Kilboy, Co Tipperary (Country Life, September 7, 2016), where a new Palladian villa has replaced a post-second World War bungalow on the site of an 18th-century house. Its quality rebuts the assertion that Georgian architecture is either impossible to replicate or that Classical design is irrelevant in the 21st century.
Examples of restored detail improving buildings or neighbourhoods include 31, Great James Street, WC1, where the replacement of plate glass with glazing bars to an early Georgian town house transformed the building and enhanced the street. Park Crescent West, W1, was rebuilt in replica after the Second World War and listed Grade I. During its recent demolition, we argued that rather than rebuild the 1960s interpretation of Nash, the original designs should be used to ensure the new building will reflect Nash’s intentions accurately.
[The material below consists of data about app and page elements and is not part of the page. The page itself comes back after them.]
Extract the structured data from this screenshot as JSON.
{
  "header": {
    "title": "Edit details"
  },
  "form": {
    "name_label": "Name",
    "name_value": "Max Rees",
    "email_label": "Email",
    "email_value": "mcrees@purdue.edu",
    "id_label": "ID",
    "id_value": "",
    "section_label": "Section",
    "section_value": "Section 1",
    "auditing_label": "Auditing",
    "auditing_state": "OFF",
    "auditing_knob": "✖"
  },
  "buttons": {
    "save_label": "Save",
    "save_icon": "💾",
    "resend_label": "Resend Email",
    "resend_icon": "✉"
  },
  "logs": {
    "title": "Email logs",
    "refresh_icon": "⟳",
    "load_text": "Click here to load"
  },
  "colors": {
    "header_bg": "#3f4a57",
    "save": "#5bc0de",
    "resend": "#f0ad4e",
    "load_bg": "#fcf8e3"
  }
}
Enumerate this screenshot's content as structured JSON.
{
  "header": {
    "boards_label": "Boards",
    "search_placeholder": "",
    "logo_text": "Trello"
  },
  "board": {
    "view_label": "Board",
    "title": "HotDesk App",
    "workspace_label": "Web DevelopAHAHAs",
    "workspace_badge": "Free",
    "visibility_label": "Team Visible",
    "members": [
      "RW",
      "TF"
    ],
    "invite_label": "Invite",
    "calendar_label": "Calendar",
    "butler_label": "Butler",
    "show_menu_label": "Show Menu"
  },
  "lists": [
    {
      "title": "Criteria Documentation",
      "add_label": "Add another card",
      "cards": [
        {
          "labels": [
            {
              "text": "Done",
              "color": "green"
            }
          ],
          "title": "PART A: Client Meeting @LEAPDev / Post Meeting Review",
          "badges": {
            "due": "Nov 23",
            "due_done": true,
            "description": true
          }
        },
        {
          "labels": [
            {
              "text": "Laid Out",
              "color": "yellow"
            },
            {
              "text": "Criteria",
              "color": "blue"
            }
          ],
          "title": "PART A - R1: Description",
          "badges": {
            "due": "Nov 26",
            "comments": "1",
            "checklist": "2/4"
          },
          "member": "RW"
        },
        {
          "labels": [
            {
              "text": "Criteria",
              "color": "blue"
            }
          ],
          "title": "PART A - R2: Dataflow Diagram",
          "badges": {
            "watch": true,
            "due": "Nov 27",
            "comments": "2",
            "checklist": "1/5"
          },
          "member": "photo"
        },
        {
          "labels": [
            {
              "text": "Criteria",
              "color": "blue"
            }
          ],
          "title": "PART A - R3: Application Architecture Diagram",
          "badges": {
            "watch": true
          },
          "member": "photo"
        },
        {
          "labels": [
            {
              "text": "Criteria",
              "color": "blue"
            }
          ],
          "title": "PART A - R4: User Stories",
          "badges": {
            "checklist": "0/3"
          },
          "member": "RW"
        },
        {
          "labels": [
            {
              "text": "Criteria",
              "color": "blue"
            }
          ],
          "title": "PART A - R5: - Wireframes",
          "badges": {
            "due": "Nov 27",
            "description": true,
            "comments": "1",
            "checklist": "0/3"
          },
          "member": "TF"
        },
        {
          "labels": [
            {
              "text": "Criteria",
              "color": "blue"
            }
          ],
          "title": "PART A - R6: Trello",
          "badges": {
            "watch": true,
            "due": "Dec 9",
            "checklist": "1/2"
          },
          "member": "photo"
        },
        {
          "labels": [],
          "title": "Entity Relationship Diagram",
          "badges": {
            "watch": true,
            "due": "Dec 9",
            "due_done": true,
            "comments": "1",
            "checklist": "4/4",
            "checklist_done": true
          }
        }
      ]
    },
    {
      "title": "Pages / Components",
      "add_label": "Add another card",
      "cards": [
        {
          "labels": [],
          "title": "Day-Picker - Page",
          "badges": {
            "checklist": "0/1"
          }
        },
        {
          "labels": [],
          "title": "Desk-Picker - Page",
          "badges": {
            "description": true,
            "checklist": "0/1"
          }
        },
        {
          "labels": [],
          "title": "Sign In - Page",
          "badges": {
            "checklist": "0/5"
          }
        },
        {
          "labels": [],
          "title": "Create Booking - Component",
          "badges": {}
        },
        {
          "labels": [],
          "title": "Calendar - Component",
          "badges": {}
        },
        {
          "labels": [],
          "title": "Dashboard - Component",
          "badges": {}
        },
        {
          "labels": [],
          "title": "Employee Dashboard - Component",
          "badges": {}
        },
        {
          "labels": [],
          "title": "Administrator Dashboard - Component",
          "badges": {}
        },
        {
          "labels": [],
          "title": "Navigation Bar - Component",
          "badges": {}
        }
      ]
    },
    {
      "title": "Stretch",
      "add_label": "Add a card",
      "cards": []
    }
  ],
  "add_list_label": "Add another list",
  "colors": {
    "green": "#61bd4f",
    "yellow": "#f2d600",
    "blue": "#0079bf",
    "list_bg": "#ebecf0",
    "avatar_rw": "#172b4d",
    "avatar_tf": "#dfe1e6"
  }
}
Following bomb damage in the Second World War, Barry’s 1835–9 interiors of the Royal College of Surgeons were faithfully rebuilt in replica. Recently, the college submitted an application to remove its ‘ageing’ interior in favour of a ‘modern, light and flexible facility’. We argued that, as the 1950s restoration was done accurately to the 1830s designs, it should be retained. The argument was not, however, heeded because planners consider the age of fabric to be the only criterion for its retention.
Clandon (Country Life, May 10, 2017) remains at the forefront of our interest, exemplifying the problems of restoration after a fire. We have argued for accurate reinstatement of fabric and design where records exist, echoing our belief that it is original design, not just original fabric, that is important. Our recent exhibition of traditional British craft skills shows a field full of fresh blood and vigorous public appetite for such work. Local is best: Rural Design Architects has used Highland materials to create social housing in Burnside, Wester Ross
Gavin Stamp, architectural historian The good
I have no doubt that British architecture is much better than it was half a century ago: Grenfell Tower has, so unfortunately, confirmed just how cheap, shoddy and inhuman much 1960s mainstream architecture was. Even without the lethal cladding, it was a product of the doctrinaire, arrogant Modernism that now, mercifully, seems to be a thing of the past.
The blinkered polarity between Modern Movement and traditionalism has gone and —hoorah!—the pernicious cult of the ‘starchitect’ seems to be waning. Buildings today can still be (mock-?) Modern, but ‘High-tec’ has gone off the boil and they are allowed to be more traditional; even Classicism is tolerated. The pity is that there’s not more Gothic around.
There are too many vulgar (empty) towers going up, particularly in London, thanks to the greedy ‘phallomania’ of the past two mayors, but what I find cheering and interesting is that so much civilised housing—blocks of flats— is in a sort of rectilinear brick vernacular that seems to echo the standardisation of the Georgian terrace. However, the average suburban house on the average estate remains inept and plain.
What’s the point of all our schools of architecture if their products are not employed to design the thousands of decent, ordinary new houses we so desperately need?
‘In tune with its context’: Burridge Gardens in Battersea, SW11, by Hawkins/brown
Above: Burntwood School in Wandsworth, SW17, won the RIBA Stirling Prize in 2015. Left: The Shard may dominate the skyline, but it offers nothing at street level